It looks like Channing Tatum will have to settle for one summer release this year. Warner Brothers this week announced Jupiter Ascending would be shifting to February 2015. However given the low buzz and even lower expectations surrounding the sci-fi film, many are suggesting that could be a good thing as Tatum, Warner Brothers, and directors Andy and Lana Wachowski all could be negatively affected should the film flop.
It's been 15 years since The Matrix took theaters by storm and in the time since the box office hasn't been kind to the Wachowski siblings. While both of the Matrix's sequels were financial successes, there was noticeable drop-off between the second and third films ... namely because audiences largely gave up trying to figure out what was happening on screen.
That haze has never let up. The pair's follow-up movie Speed Racer crashed and burned in the summer of 2008. Based on the classic cartoon series, the film was described as a psychedelic mind-trip that stalled out at the starting block, before international audiences helped cut the loss. 2012's Cloud Atlas netted a similar result and that was with Tom Hanks and Halle Berry in lead roles.
Having Ascending collapse would be detrimental to the pair and the delay gives the industry more time to call into question their profitability. These are not cheap movies to make. With continued under-performance, investors will begin to lose faith in Warner Brothers (a subsidiary of Time Warner (NYSE:TWX.DL)), which has distributed all of their films.
A third straight bomb would also make Netflix's (NASDAQ:NFLX) investors a little leary of its upcoming Wachowski collaboration Sense8. After all Netflix has built a reputation off its original projects and a lot of that success has come from drafting profitable talent in front of and behind the camera. Executives are clearly OK with taking risks, but after a while the odds begin to go against you.
For Ascending's star Channing Tatum, the movie's delay helps his personal stock. Sony's 22 Jump Street is expected to do as well as the original, and to follow that up with a potential flop would take away momentum. Studios looked at Tatum's stellar 2012, which included The Vow, Magic Mike, and the original Jump Street remake and were falling over themselves to sign him. Yet 2013 produced two of his biggest flops to date in G.I. Joe: Retaliation and White House Down.
To be fair G.I. Joe and White House Down each recouped its production budget with international totals factored in, but domestically they under-performed. With the expected success of 22 Jump Street and a sequel to Magic Mike on the way plus roles in two upcoming X-Men movies, Tatum is about to become red hot once again. Ascending was a big risk for him and could still be an albatross come 2015.
Most important is the impact on the studio. Warner Brothers built its summer slate with a tentpole film in each month: Godzilla in May, Edge of Tomorrow in June, Ascending in July, and 3D tornado disaster pic Into The Storm in August. The slate also features Jersey Boys and Tammy to fill the gaps.
Taking Ascending out of the mix gives it a huge hole in schedule and gives rivals Sony and Universal a big leg up on what would have been a crowded weekend -- now the relocated Sex Tape and sequel to The Purge catch a huge break. The move also has a domino effect on Warner's 2015 slate. The studio now needs to fine a new home for Liam Neeson's Run All Night, which was slated for that February weekend.

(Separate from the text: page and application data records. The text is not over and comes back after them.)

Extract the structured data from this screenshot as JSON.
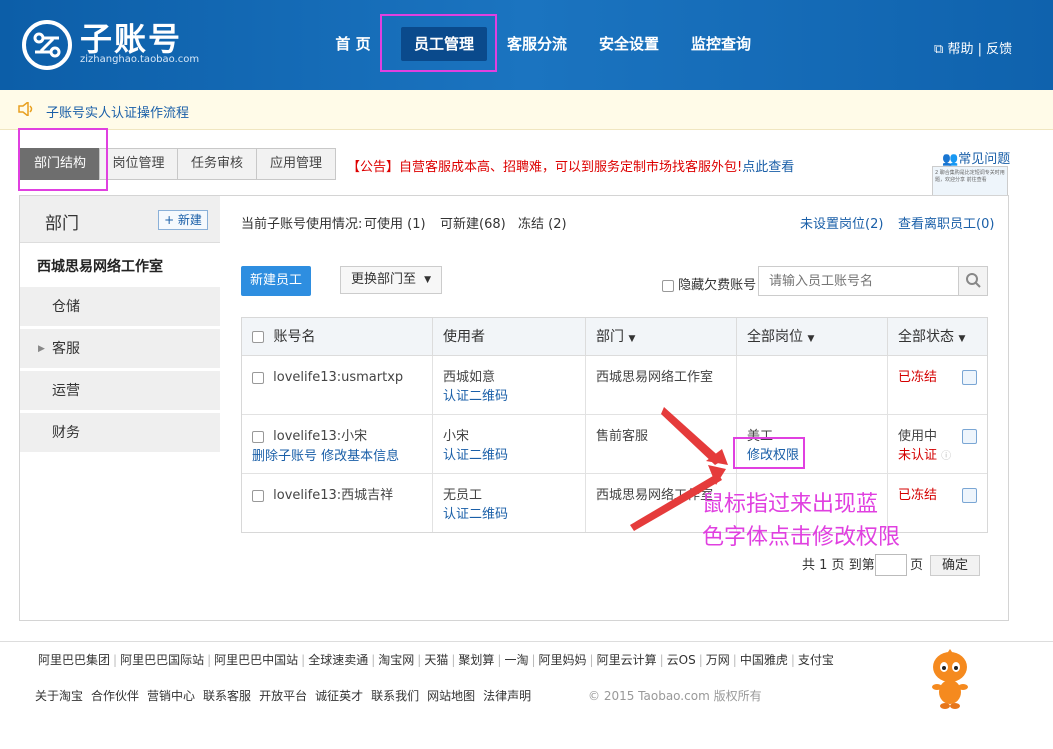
{
  "header": {
    "logo_text": "子账号",
    "logo_sub": "zizhanghao.taobao.com",
    "nav": [
      "首 页",
      "员工管理",
      "客服分流",
      "安全设置",
      "监控查询"
    ],
    "help": "帮助",
    "feedback": "反馈"
  },
  "notice": {
    "text": "子账号实人认证操作流程"
  },
  "tabs": [
    "部门结构",
    "岗位管理",
    "任务审核",
    "应用管理"
  ],
  "announcement": {
    "tag": "【公告】",
    "text": "自营客服成本高、招聘难，可以到服务定制市场找客服外包!",
    "link": "点此查看"
  },
  "faq": {
    "label": "常见问题",
    "thumb_text": "2 聊合集购是比定短调专关时用题，欢迎分享 前往查看"
  },
  "sidebar": {
    "title": "部门",
    "new_label": "+ 新建",
    "root": "西城思易网络工作室",
    "items": [
      "仓储",
      "客服",
      "运营",
      "财务"
    ]
  },
  "usage": {
    "label": "当前子账号使用情况:",
    "available": "可使用 (1)",
    "creatable": "可新建(68)",
    "frozen": "冻结 (2)",
    "unset_link": "未设置岗位(2)",
    "resigned_link": "查看离职员工(0)"
  },
  "toolbar": {
    "new_employee": "新建员工",
    "move_dept": "更换部门至",
    "hide_label": "隐藏欠费账号",
    "search_placeholder": "请输入员工账号名"
  },
  "table": {
    "headers": [
      "账号名",
      "使用者",
      "部门",
      "全部岗位",
      "全部状态"
    ],
    "rows": [
      {
        "account": "lovelife13:usmartxp",
        "actions": "",
        "user": "西城如意",
        "user_link": "认证二维码",
        "dept": "西城思易网络工作室",
        "role": "",
        "role_link": "",
        "status": "已冻结",
        "status2": ""
      },
      {
        "account": "lovelife13:小宋",
        "actions": "删除子账号 修改基本信息",
        "user": "小宋",
        "user_link": "认证二维码",
        "dept": "售前客服",
        "role": "美工",
        "role_link": "修改权限",
        "status": "使用中",
        "status2": "未认证"
      },
      {
        "account": "lovelife13:西城吉祥",
        "actions": "",
        "user": "无员工",
        "user_link": "认证二维码",
        "dept": "西城思易网络工作室",
        "role": "",
        "role_link": "",
        "status": "已冻结",
        "status2": ""
      }
    ]
  },
  "pager": {
    "total": "共 1 页",
    "goto": "到第",
    "page_unit": "页",
    "confirm": "确定"
  },
  "annotation": {
    "line1": "鼠标指过来出现蓝",
    "line2": "色字体点击修改权限"
  },
  "footer": {
    "links1": [
      "阿里巴巴集团",
      "阿里巴巴国际站",
      "阿里巴巴中国站",
      "全球速卖通",
      "淘宝网",
      "天猫",
      "聚划算",
      "一淘",
      "阿里妈妈",
      "阿里云计算",
      "云OS",
      "万网",
      "中国雅虎",
      "支付宝"
    ],
    "links2": [
      "关于淘宝",
      "合作伙伴",
      "营销中心",
      "联系客服",
      "开放平台",
      "诚征英才",
      "联系我们",
      "网站地图",
      "法律声明"
    ],
    "copyright": "© 2015 Taobao.com 版权所有"
  },
  "colors": {
    "brand_blue": "#1467b4",
    "link_blue": "#1a5fa8",
    "annotation": "#e040e0",
    "frozen_red": "#d40000"
  }
}
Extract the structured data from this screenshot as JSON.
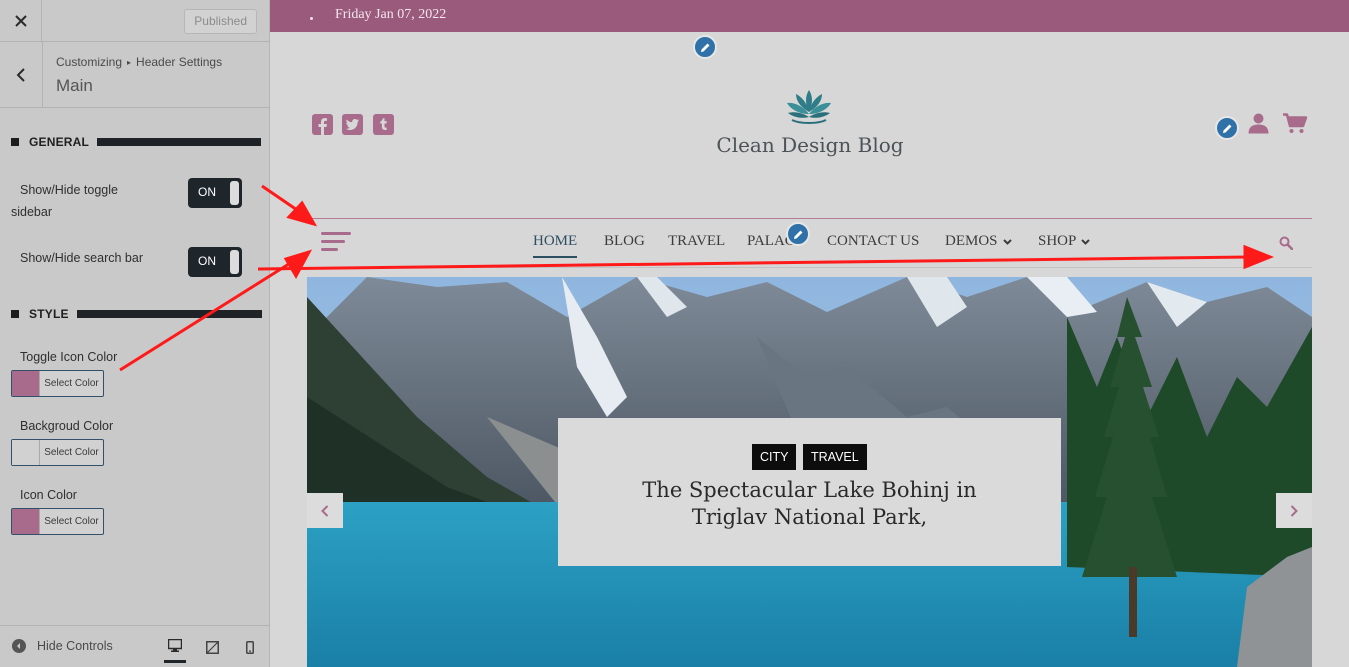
{
  "sidebar": {
    "close_label": "×",
    "publish_label": "Published",
    "breadcrumb": {
      "root": "Customizing",
      "separator": "▸",
      "parent": "Header Settings"
    },
    "section_title": "Main",
    "general_heading": "GENERAL",
    "toggle_sidebar": {
      "label_line1": "Show/Hide toggle",
      "label_line2": "sidebar",
      "state": "ON"
    },
    "toggle_search": {
      "label": "Show/Hide search bar",
      "state": "ON"
    },
    "style_heading": "STYLE",
    "toggle_icon_color": {
      "label": "Toggle Icon Color",
      "button": "Select Color",
      "value": "#a86b8b"
    },
    "background_color": {
      "label": "Backgroud Color",
      "button": "Select Color",
      "value": "#d1d1d1"
    },
    "icon_color": {
      "label": "Icon Color",
      "button": "Select Color",
      "value": "#a86b8b"
    },
    "footer": {
      "hide_controls": "Hide Controls"
    }
  },
  "preview": {
    "topbar": {
      "date": "Friday Jan 07, 2022",
      "color": "#9a5a7c"
    },
    "social_icons": [
      "facebook-icon",
      "twitter-icon",
      "tumblr-icon"
    ],
    "site_title": "Clean Design Blog",
    "accent_color": "#a86b8b",
    "nav": {
      "items": [
        {
          "label": "HOME",
          "active": true
        },
        {
          "label": "BLOG"
        },
        {
          "label": "TRAVEL"
        },
        {
          "label": "PALACE"
        },
        {
          "label": "CONTACT US"
        },
        {
          "label": "DEMOS",
          "dropdown": true
        },
        {
          "label": "SHOP",
          "dropdown": true
        }
      ]
    },
    "slide": {
      "tags": [
        "CITY",
        "TRAVEL"
      ],
      "title_line1": "The Spectacular Lake Bohinj in",
      "title_line2": "Triglav National Park,"
    }
  }
}
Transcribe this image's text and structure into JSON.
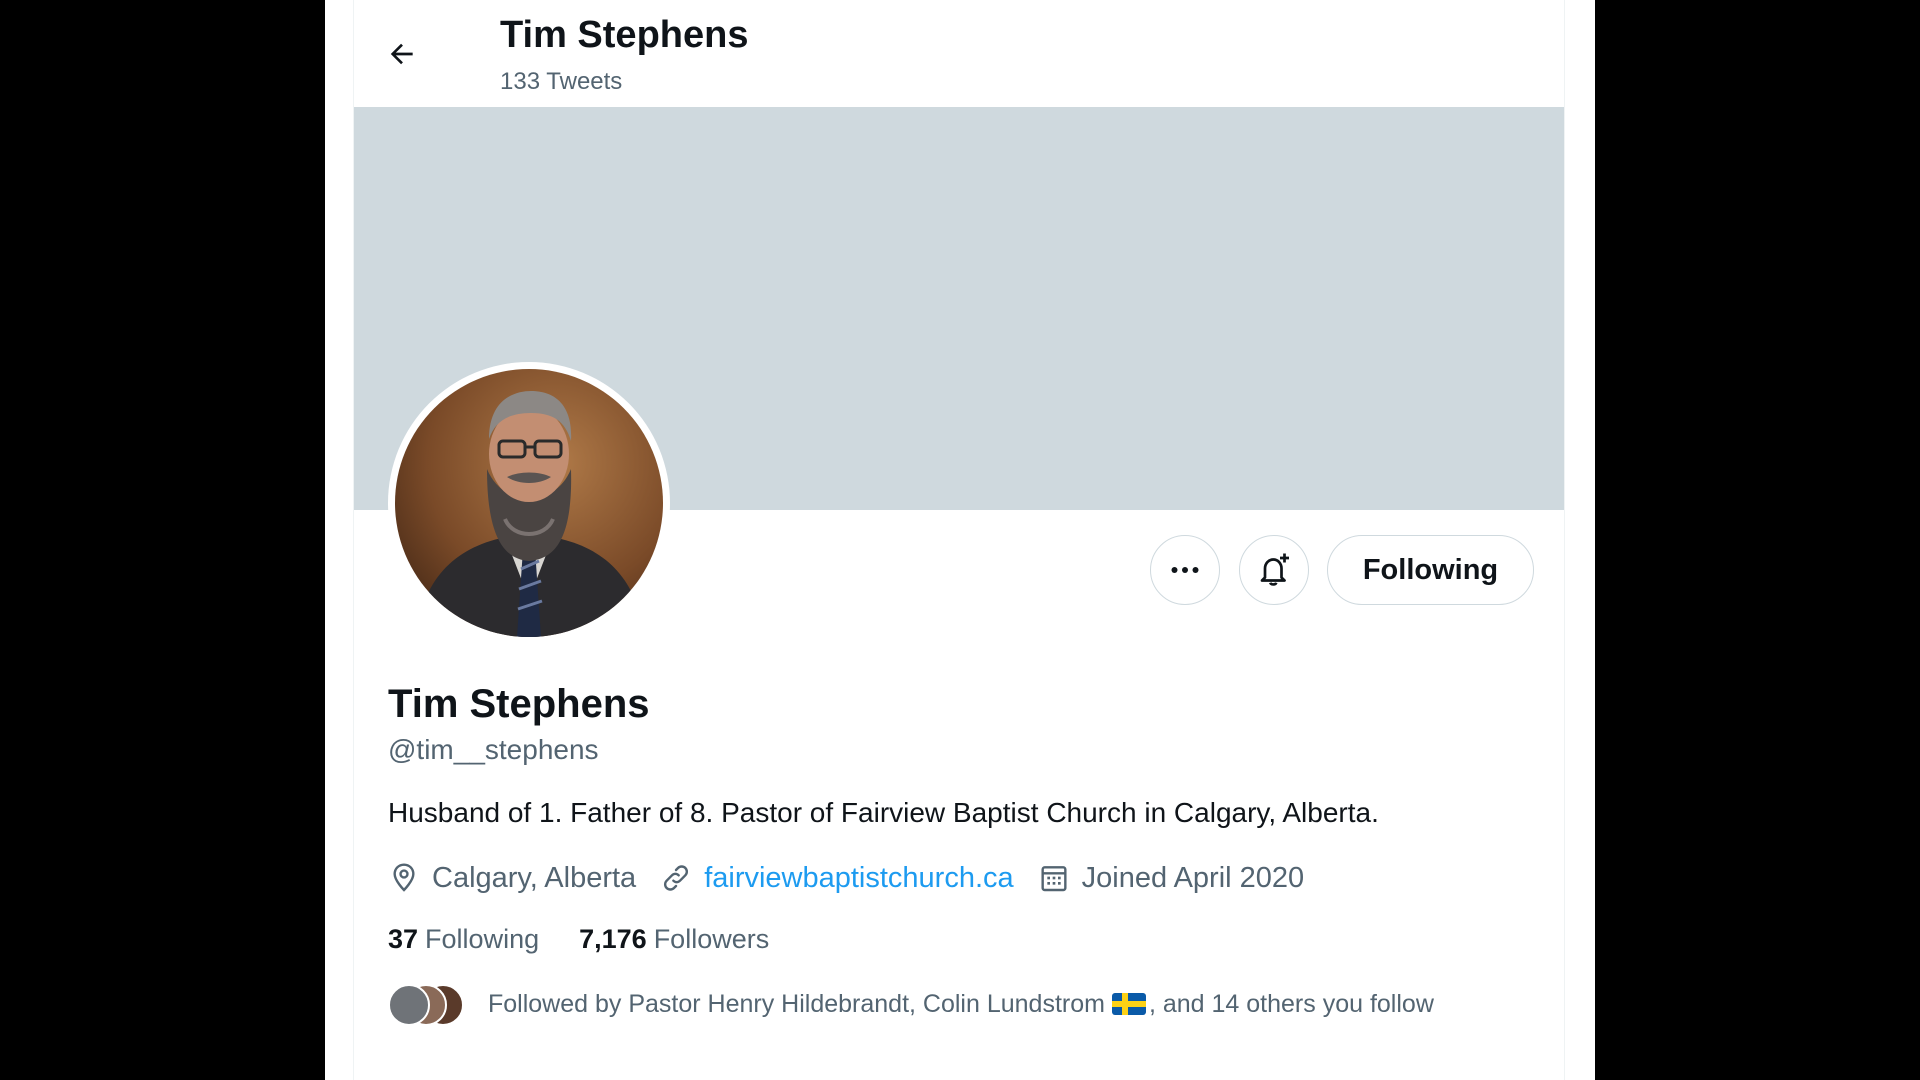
{
  "header": {
    "name": "Tim Stephens",
    "tweet_count": "133 Tweets"
  },
  "profile": {
    "display_name": "Tim Stephens",
    "handle": "@tim__stephens",
    "bio": "Husband of 1. Father of 8. Pastor of Fairview Baptist Church in Calgary, Alberta.",
    "location": "Calgary, Alberta",
    "website": "fairviewbaptistchurch.ca",
    "joined": "Joined April 2020"
  },
  "actions": {
    "following_label": "Following"
  },
  "stats": {
    "following_count": "37",
    "following_label": "Following",
    "followers_count": "7,176",
    "followers_label": "Followers"
  },
  "followed_by": {
    "prefix": "Followed by Pastor Henry Hildebrandt, Colin Lundstrom",
    "flag": "🇸🇪",
    "suffix": ", and 14 others you follow"
  },
  "colors": {
    "background": "#000000",
    "banner": "#cfd9de",
    "link": "#1d9bf0",
    "primary_text": "#0f1419",
    "secondary_text": "#536471"
  },
  "icons": [
    "back-arrow-icon",
    "more-icon",
    "bell-plus-icon",
    "location-pin-icon",
    "link-icon",
    "calendar-icon"
  ]
}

Officially the reason given for the move was that the film needed more time to finish up its extensive special effects, but even though some outlets rushed to defend the decision, many are acknowledging that this could bring an added cost to the budget and hurt the project even more financially. If the effects were really the reason then the studio was right to take its time. But after Blended bombed and with Tom Cruise's Edge of Tomorrow looking to come in soft, the timing is a little too convenient. After all, what studio wants to have (at least) three bombs in an annual report to investors?
Moving a summer tentpole from July to February doesn't send a sense of confidence to investors or the industry and the recent failures by the Wachowskis have only amplified that. Had the film shifted to November or December that would be one thing, but Warner is moving this to a brand new fiscal year. The movie could still work in February -- Shutter Island and The Monuments Men were among a few successful films to be moved to the first quarter over the years, but in both cases Academy Award consideration was also a major factor.
The move does benefit the studio in one way: Run All Night is now guaranteed a better release window. Neeson has proven to be the king of the first quarter with Taken, The Grey, Unknown, and most recently Non-Stop dominating in the early months. In 2015, his third (and presumably final) Taken film will open just two weeks into the next year. Having a similar movie come so soon after would have probably been not been as successful as Warner Brothers hoped. Funny how things work out.